Citrus hystrix, commonly known in English as kaffir lime, is a fruit native to Indochinese and Malesian ecoregions in India, Philippines, Indonesia, Malaysia and Thailand, and adjacent countries.
The rind of the kaffir lime is commonly used in Lao and Thai curry paste, adding an aromatic, astringent flavor. The zest of the fruit is used in creole cuisine and to impart flavor to “arranged” rums in the Martinique, Réunion island and Madagascar. However, it is the hourglass-shaped leaves (comprising the leaf blade plus a flattened, leaf-like leaf-stalk or petiole) that are used most often in cooking. They can be used fresh or dried, and can be stored frozen. The leaves are widely used in Thai and Lao cuisine (for dishes such as tom yum), and Cambodian cuisine (for the base paste “Krueng”). The leaves are also used in Indonesian cuisine (especially Balinese cuisine and Javanese cuisine), for foods such as sayur asam, and are used along with Indonesian bay leaf for chicken and fish.
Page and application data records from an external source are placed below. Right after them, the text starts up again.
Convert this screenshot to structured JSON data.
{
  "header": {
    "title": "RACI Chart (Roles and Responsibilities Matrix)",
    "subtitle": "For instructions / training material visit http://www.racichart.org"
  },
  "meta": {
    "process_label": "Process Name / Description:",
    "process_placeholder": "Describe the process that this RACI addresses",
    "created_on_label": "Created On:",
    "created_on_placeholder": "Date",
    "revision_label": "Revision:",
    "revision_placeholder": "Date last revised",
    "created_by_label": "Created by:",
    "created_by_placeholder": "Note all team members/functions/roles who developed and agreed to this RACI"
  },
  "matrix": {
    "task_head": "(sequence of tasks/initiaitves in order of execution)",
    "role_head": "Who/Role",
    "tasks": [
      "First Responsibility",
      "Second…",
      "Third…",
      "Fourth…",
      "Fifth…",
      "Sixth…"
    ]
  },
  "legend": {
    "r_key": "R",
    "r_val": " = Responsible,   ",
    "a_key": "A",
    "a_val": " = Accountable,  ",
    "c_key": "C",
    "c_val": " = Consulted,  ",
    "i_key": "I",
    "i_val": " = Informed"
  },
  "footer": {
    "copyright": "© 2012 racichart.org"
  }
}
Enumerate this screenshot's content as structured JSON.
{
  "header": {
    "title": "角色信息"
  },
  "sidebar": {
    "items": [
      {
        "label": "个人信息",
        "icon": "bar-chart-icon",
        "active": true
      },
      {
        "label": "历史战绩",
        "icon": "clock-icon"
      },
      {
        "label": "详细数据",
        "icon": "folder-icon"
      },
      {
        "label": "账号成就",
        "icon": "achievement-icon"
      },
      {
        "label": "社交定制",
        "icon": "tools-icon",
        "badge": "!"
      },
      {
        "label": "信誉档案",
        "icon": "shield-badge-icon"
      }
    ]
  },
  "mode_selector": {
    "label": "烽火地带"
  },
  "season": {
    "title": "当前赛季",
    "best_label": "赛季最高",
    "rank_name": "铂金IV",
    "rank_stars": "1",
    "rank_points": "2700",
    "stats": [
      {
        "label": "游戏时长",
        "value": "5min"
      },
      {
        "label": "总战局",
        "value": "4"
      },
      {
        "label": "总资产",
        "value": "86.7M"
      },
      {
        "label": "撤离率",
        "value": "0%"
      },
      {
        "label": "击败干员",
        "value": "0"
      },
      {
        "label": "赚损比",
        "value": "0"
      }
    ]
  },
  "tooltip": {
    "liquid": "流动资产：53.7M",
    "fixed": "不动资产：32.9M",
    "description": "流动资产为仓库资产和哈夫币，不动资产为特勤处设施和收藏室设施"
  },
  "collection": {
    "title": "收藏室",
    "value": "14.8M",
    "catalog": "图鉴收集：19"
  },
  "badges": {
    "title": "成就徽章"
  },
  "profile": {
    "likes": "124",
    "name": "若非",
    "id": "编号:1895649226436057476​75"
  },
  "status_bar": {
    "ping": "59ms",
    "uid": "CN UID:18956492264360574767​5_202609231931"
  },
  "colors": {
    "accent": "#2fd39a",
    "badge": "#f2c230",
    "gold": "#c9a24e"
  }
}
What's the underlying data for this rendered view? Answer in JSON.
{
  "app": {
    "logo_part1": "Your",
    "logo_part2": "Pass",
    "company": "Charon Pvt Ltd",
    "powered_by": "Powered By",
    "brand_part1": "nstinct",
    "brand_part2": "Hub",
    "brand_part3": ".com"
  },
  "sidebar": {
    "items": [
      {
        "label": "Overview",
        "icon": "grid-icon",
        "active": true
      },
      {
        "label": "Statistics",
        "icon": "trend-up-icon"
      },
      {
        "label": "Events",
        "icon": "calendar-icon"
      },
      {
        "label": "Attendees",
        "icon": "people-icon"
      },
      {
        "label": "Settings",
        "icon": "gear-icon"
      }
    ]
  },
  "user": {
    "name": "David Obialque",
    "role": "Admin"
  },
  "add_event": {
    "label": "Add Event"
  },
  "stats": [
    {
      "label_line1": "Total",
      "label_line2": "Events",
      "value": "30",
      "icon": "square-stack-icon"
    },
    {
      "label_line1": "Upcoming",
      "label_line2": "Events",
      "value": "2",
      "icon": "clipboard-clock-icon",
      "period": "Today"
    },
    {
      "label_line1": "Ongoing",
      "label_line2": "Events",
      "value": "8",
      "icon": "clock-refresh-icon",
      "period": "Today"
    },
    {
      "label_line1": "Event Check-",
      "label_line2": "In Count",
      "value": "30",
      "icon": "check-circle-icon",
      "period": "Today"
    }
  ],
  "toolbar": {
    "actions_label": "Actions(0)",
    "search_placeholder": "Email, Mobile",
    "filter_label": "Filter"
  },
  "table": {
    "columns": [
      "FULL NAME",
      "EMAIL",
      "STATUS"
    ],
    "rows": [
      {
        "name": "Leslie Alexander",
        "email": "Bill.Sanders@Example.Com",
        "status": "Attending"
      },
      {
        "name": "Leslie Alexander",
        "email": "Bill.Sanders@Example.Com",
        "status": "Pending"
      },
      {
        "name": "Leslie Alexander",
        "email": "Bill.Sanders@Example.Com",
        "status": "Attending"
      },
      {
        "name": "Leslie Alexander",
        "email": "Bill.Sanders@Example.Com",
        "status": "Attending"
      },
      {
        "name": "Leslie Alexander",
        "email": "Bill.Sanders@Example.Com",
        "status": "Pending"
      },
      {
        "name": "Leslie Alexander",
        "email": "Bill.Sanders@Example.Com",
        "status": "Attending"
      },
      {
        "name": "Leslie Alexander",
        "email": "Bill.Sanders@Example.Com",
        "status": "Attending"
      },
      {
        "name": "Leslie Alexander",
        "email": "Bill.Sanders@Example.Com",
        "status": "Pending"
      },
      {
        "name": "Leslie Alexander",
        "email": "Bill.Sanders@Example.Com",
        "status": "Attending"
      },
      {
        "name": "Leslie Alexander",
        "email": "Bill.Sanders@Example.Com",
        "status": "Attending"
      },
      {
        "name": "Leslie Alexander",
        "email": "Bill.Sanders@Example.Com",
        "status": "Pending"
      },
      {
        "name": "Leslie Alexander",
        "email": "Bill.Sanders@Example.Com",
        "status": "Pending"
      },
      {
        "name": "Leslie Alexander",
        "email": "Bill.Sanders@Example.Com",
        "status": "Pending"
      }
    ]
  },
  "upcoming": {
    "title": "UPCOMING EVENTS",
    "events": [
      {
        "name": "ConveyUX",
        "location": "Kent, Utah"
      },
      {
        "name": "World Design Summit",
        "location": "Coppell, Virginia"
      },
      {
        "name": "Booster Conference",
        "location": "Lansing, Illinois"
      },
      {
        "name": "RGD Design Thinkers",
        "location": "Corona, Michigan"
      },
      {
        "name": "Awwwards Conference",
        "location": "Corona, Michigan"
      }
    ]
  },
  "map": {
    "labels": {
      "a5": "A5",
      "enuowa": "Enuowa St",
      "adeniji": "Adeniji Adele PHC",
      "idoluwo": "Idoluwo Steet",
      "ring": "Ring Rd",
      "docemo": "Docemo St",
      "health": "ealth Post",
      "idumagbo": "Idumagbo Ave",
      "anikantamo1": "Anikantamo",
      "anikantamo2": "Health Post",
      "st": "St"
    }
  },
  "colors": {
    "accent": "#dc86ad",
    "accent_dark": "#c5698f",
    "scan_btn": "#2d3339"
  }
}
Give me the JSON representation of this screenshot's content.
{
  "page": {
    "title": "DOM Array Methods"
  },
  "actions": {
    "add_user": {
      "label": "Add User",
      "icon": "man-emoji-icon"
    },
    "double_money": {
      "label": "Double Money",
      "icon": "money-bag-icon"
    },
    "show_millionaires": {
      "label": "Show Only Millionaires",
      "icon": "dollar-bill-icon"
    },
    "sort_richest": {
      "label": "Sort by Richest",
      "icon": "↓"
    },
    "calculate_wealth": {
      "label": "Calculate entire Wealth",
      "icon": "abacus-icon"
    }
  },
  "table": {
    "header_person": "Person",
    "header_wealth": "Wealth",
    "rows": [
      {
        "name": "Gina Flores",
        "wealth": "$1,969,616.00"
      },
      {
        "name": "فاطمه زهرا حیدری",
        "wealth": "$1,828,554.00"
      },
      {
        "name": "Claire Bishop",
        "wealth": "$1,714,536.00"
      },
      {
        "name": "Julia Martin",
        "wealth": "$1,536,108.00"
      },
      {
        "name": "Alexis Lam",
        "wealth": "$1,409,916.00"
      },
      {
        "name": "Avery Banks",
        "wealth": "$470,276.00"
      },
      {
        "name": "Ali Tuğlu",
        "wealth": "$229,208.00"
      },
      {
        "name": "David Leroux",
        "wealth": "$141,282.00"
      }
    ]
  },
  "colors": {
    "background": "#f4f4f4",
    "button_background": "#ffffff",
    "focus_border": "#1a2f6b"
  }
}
They are also found in Malaysian and Burmese cuisines. The juice is generally regarded as too acidic to use in food preparation. In Cambodia, the entire fruit is crystallized/candied for eating
Lime (from Arabic and French lim) is a term referring to a citrus fruit which is typically round, green to yellow in colour, 3–6 cm in diameter, and containing sour and acidic pulp. Limes are a good source of vitamin C, and are often used to accent the flavours of foods and beverages. They are grown all year round and are usually smaller and less sour than lemons.